UK prime minister Boris Johnson warned yesterday that a no-deal Brexit would be ‘entirely satisfactory’ and the tight timeframe raises questions about whether any deal can be agreed and ratified in time to avoid a no-deal on December 31.
UK out in the cold thanks to new virus strain
In Europe, the focus continues to be the threat of a new strain of coronavirus that is thought to be considerably more transmissible than previous versions. The UK has seen over 40 countries ban UK arrivals and the border with France remains closed, causing carnage for the haulage industry.
European leaders are discussing a co-ordinated approach to the new variant of the virus, while France is looking at how the border could be reopened using new health protocols. It comes as the UK’s chief scientific advisor Patrick Vallance warned it is likely that more areas of the country will need to be put under tougher tier 4 restrictions after Christmas to try and keep on top of the new strain, which health secretary Matt Hancock has described as ‘out of control’.
Meanwhile, the EU is set to secure 12.5 million doses of the Pfizer-BioNTech vaccine before the end of the year after regulators gave it the green light yesterday. EU countries are expected to begin vaccinating their populations as early as Sunday.
CNN also reported Tuesday that Pfizer and Moderna were among those vaccine producers that were testing their vaccines on the new variant of the coronavirus found in the UK to ensure it can still provide immunity. Producers are confident existing vaccines will still prove effective, but it is expected to take weeks to provide any firm insight.
Forex: Pound gains on dollar but loses ground against euro
GBP/USD traded at 1.34190 at midday, down 0.3% from 1.34651 at the end of play on Monday.
EUR/USD was trading slightly lower at 1.22348 from 1.22437.
Meanwhile, Brexit uncertainty saw EUR/GBP move 0.3% higher at 0.91191 at midday from 0.90934 at the close yesterday.
Commodities: Virus fears prevent oil pushing higher
Oil prices climbed to a nine-month high last week on hopes that the introduction of vaccines would allow countries to lift restrictions and get their economies back up and running. However, prices have struggled to move higher since then as fears grow that demand will remain subdued going into 2021 as the new virus strain forces countries to enforce tighter restrictions.
Brent traded at $50.61 at midday, holding steady from $50.87 at the close on Monday, while WTI was at $47.58 from $47.86.
Gold was also broadly flat at $1873 from $1878 at yesterday’s close.
Market-moving events in the economic calendar
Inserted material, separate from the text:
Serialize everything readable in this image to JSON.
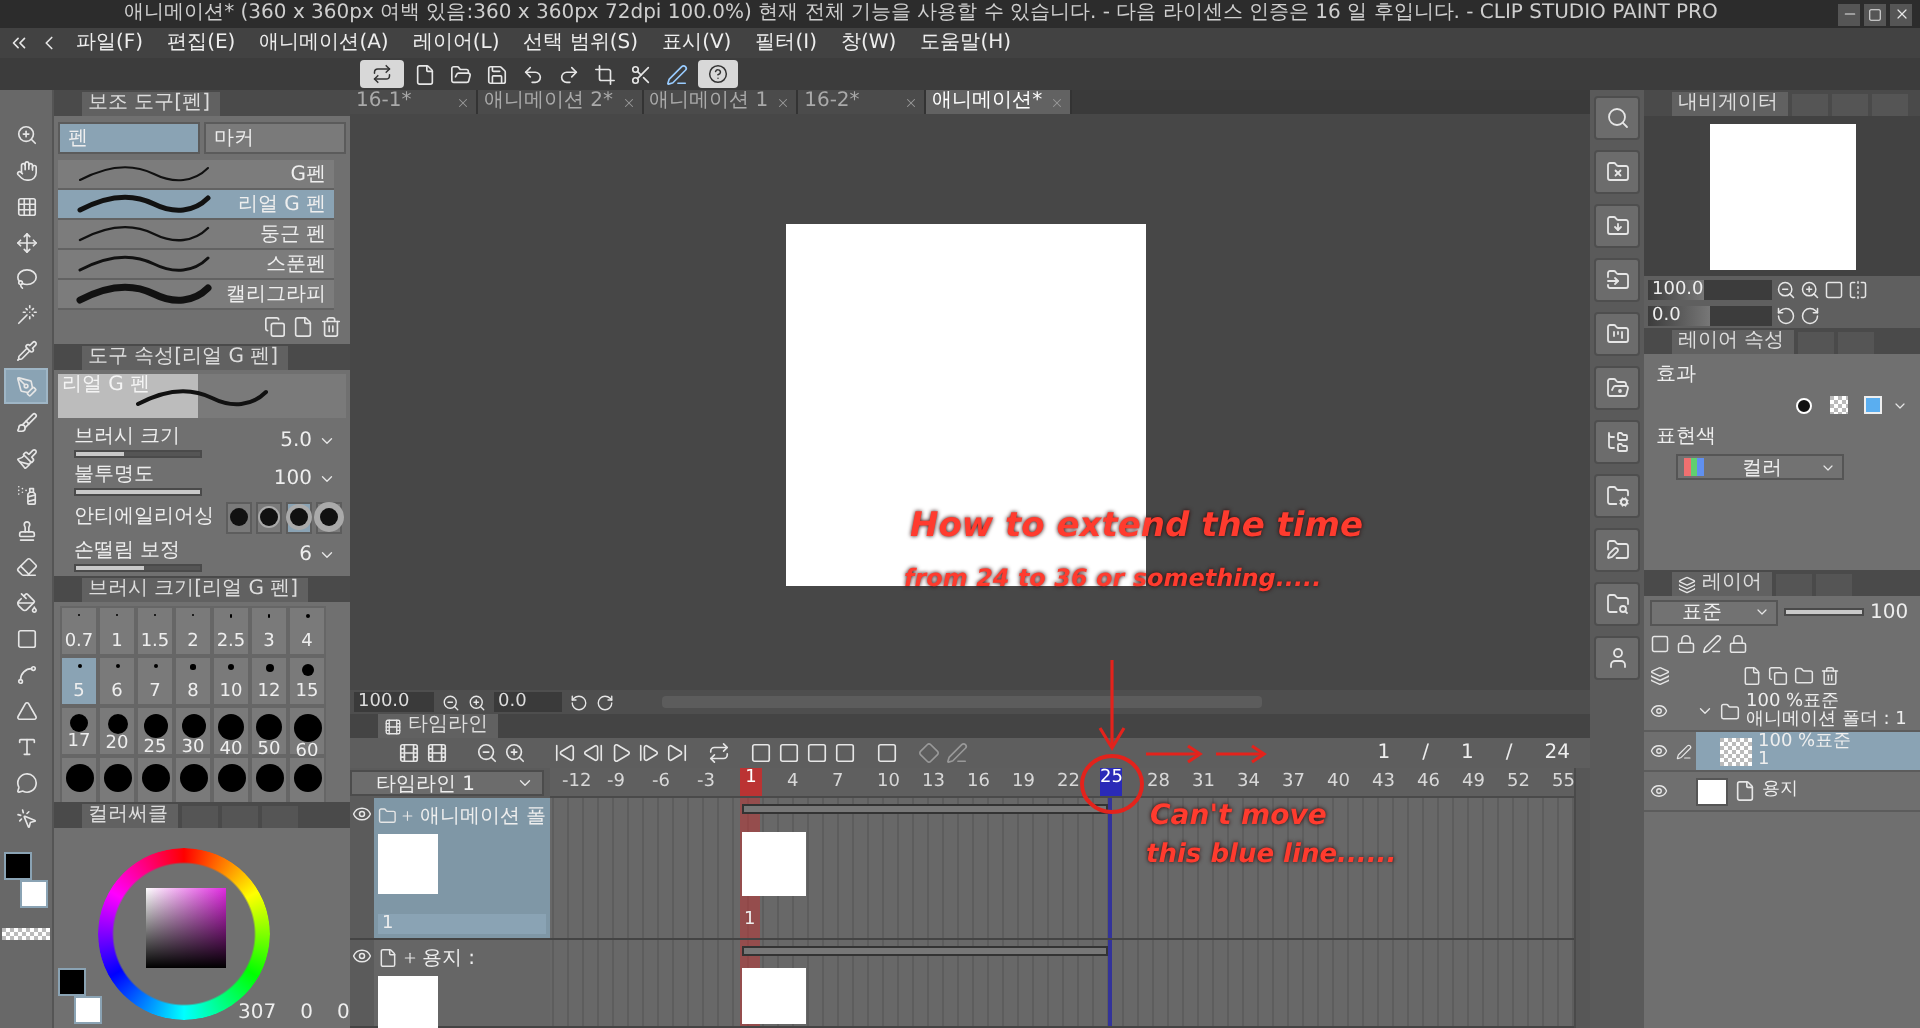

From time to time, GAIN Capital Australia Pty Ltd (“we”, “our”) website may contain links to other sites and/or resources provided by third parties. These links and/or resources are provided for your information only and we have no control over the contents of those materials, and in no way endorse their content. Any analysis, opinion, commentary or research-based material on our website is for information and educational purposes only and is not, in any circumstances, intended to be an offer, recommendation or solicitation to buy or sell. You should always seek independent advice as to your suitability to speculate in any related markets and your ability to assume the associated risks, if you are at all unsure. No representation or warranty is made, express or implied, that the materials on our website are complete or accurate. We are not under any obligation to update any such material.
As such, we (and/or our associated companies) will not be responsible or liable for any loss or damage incurred by you or any third party arising out of, or in connection with, any use of the information on our website (other than with regards to any duty or liability that we are unable to limit or exclude by law or under the applicable regulatory system) and any such liability is hereby expressly disclaimed.